Roseanne Barr on the challenges of making a hit sitcom

roseanne.jpgRoseanne was pretty radical for television.

So, it was sad and disappointing to read Roseanne Barr opening the curtain and showing what it was really like to get the sitcom made.

It didn’t take long for me to get a taste of the staggering sexism and class bigotry that would make the first season of Roseanne god-awful. It was at the premiere party when I learned that my stories and ideas—and the ideas of my sister and my first husband, Bill—had been stolen. The pilot was screened, and I saw the opening credits for the first time, which included this: CREATED BY MATT WILLIAMS. I was devastated and felt so betrayed that I stood up and left the party. Not one person noticed.

Yeah, it carries on from there.

Of course, Barr had this experience in the 1980s. You’d hope things have got better since then.
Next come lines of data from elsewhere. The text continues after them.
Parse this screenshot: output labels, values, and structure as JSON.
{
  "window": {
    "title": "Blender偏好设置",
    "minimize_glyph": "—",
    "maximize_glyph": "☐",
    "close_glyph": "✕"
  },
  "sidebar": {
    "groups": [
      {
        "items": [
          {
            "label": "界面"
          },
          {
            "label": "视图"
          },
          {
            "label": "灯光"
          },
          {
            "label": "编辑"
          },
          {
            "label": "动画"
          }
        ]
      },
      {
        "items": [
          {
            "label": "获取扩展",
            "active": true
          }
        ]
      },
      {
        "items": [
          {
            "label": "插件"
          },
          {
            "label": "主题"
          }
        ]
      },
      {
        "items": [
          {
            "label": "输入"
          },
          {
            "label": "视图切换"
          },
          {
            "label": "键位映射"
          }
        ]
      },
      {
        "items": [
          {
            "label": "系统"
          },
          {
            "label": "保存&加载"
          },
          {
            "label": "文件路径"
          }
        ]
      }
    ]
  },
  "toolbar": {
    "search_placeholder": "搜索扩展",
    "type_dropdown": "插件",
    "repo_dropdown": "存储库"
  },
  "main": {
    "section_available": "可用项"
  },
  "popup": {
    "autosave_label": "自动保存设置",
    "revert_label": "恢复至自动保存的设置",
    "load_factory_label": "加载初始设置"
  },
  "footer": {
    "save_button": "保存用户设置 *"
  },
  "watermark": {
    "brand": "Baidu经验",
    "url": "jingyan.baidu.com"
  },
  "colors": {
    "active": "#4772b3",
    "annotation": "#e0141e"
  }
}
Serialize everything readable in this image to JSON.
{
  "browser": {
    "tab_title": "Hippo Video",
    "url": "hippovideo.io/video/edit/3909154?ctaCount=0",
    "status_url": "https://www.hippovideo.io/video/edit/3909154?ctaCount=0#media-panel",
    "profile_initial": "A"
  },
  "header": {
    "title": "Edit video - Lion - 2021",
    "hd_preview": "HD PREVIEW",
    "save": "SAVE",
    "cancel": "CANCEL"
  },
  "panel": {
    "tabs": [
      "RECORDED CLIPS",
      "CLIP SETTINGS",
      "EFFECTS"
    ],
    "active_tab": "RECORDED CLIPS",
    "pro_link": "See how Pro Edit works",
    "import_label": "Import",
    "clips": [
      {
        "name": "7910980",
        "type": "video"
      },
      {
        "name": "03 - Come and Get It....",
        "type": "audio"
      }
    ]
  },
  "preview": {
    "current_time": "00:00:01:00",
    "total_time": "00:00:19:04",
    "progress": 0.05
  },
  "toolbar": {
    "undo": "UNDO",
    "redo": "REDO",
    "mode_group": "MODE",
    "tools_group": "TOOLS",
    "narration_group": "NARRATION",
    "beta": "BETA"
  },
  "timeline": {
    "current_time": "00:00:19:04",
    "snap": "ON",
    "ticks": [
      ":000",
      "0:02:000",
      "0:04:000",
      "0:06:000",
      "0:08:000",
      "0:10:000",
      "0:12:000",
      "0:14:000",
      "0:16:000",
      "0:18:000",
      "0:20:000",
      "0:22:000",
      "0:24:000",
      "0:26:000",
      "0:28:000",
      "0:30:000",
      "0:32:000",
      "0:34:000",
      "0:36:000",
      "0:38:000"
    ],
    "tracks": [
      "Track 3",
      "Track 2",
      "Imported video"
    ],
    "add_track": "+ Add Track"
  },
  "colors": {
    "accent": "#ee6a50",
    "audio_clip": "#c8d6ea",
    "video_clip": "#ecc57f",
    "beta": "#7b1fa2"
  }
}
But then Melissa at Women & Hollywood writes:

Please tell me how these environments still exist in 2011, if TV producers today are afraid of being sued for creating a “hostile work environment.” The problem with this is that female writers are not comfortable making legal cases. They usually leave the show because they want to write again, and I would imagine have ideas for their own shows. Every female writer I’ve talked with who usually is still a minority in the writer’s room could file a hostile work environment suit. But none do.

Deadline just published a breakdown of the number of women commissioned to write pilots for US television, and it does look like the numbers are going up, albiet from a fairly dismal base. A small glimmer of hope?